In 1999 Putin demonstrated a shrewd vision of his country's economic situation when he wrote that Russia might expect to reach the level of Portugal in 15 years. He made it clear that he wanted Russia to narrow the gap separating it from more developed countries. No less obvious was his belief that Russia couldn't go it alone: He seemed to realize that there was no alternative to closer economic cooperation with the West, where capital, markets and advanced technologies are concentrated.

Putin opted for ensuring stability on the grounds that it would help attract foreign capital. His method for achieving stability was to reestablish state control, which had been dramatically weakened under Boris Yeltsin. He believed in a traditional strong state, in both the Russian and Soviet way -- that is, with a political system reduced to one power center. This vision may have disappointed those who care about democracy, liberal freedoms or civil society, but others saw it as perfectly rational. After all, there was the example of steadily developing China: Its government didn't pretend to be democratic, and foreign investors seemed not at all squeamish.

During Putin's first term, Russian macroeconomics looked increasingly sound. His enlightened economic team in the cabinet was moving ahead with some reforms, big businesses were flourishing and some of them even curtailed their notoriously disreputable practices. Rising oil prices gave the market a big boost. Economic experts issued encouraging statements. Meanwhile, voices lamenting the shrinking of democracy and warning about the growing numbers of Putin's ex-KGB colleagues in top government positions sounded ever more feeble. It appeared that Putin was delivering the stability Russia longed for.

The campaign against Mikhail Khodorkovsky and his company, Yukos, at least originally, may have been driven by the same logic. Khodorkovsky, who had challenged the state by acting too independently at home and abroad, had to be subdued so the government could consolidate control. Indeed, early on the economic experts were not at all upset about the arrest of Khodorkovsky.

But instead of improving government management, the people entrusted by Putin to conquer the arrogant tycoon engaged in a self-seeking campaign to strip Khodorkovsky of his assets. To them this was a chance to take revenge for the earlier postcommunist years they had spent in middle-rank state security jobs, while others had grabbed at the new capitalist opportunities or benefited from high-ranking positions as decision makers.

The lack of public political debate and the unaccountability of the decision makers in a noncompetitive political system enabled the newly empowered elite to have its revenge. A dismembering of Yukos -- the forced sale of the most appetizing chunks at marked-down prices and the establishment of state control over the property -- is what seems to be on the mind of Putin's topmost elite. They expect their effort to be rewarded by lucrative managerial positions overseeing state-controlled property.

The likelihood of this scenario was enough to remove the last benefit of the doubt that economic observers were extending to Putin.
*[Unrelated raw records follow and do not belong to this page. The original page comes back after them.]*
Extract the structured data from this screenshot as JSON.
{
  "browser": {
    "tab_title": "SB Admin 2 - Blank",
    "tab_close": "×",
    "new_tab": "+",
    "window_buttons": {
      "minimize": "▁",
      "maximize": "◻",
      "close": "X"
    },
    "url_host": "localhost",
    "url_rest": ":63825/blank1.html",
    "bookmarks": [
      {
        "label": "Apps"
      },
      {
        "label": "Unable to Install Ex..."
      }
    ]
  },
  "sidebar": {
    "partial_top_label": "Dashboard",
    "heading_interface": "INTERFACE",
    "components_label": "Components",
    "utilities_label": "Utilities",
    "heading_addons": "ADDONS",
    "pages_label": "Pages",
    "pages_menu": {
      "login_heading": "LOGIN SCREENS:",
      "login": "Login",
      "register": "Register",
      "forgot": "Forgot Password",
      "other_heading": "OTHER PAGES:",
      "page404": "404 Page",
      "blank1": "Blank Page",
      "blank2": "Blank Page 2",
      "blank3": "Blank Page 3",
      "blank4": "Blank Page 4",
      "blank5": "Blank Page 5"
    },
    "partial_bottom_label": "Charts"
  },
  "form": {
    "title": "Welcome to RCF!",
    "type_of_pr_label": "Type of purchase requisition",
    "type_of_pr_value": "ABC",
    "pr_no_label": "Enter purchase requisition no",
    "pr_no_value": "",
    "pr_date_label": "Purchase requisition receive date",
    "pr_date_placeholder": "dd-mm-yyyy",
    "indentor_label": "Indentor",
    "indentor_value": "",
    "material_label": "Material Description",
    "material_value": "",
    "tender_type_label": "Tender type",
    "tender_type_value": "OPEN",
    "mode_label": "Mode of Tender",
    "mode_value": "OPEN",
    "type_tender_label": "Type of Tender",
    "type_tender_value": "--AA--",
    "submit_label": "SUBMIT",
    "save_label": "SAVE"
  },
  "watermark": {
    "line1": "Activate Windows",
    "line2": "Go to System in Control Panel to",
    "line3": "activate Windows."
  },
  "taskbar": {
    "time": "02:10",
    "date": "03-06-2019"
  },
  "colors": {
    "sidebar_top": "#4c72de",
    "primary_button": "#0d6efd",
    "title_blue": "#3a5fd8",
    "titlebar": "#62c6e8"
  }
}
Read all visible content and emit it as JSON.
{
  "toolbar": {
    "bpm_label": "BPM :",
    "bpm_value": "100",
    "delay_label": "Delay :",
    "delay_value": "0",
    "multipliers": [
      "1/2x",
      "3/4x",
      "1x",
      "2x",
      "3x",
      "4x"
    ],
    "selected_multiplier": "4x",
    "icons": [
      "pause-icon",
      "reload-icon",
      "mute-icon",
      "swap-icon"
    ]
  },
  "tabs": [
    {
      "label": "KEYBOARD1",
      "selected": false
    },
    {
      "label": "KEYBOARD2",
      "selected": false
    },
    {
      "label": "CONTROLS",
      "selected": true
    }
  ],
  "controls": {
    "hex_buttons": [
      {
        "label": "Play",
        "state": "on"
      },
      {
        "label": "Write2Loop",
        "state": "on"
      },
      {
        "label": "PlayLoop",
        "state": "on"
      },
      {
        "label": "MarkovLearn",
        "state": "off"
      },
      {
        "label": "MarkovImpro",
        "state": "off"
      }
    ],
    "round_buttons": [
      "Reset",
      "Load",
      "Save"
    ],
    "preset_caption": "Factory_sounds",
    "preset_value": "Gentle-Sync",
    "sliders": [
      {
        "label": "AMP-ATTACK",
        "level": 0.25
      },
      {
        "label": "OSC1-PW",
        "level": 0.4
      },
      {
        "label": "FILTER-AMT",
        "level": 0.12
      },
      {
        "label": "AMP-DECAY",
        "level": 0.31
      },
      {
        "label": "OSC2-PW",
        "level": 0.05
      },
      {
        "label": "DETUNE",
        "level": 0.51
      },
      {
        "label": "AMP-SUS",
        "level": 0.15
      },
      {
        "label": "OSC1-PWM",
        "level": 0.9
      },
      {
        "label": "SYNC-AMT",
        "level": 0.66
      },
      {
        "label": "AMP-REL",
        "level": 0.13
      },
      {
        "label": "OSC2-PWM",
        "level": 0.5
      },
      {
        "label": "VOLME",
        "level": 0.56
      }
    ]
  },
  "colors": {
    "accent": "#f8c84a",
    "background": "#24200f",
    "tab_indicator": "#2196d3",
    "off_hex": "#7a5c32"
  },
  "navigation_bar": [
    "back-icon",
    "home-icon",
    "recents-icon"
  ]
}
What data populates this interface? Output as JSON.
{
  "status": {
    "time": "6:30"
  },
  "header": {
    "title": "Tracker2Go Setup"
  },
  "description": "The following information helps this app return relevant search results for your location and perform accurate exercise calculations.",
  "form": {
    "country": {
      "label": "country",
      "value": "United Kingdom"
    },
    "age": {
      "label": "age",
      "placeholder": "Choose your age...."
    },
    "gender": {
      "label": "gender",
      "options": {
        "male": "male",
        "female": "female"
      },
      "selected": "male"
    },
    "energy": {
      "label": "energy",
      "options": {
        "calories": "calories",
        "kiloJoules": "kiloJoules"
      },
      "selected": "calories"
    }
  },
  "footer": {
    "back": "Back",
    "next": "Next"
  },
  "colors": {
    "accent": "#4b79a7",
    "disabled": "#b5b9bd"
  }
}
This week Christopher Weafer, chief strategist of the Russian Alfa Bank and a respected economist, wrote that the outcome sought by some among the Russian elite "may have more to do with wealth reallocation than preserving the goal of an attractive investment climate."

In Putin's Russia, government control has increasingly become an end in itself, not a means to achieve ambitious economic goals. As in the late Soviet Union, mediocre bureaucrats are in control, while those with skills, talents, high ambitions and, especially, critical opinions are treated with distrust. If Putin ever had a strategic economic vision for Russia, it has been blurred by his Soviet background.

Masha Lipman, editor of the Carnegie Moscow Center's Pro et Contra Journal, writes a monthly column for The Post.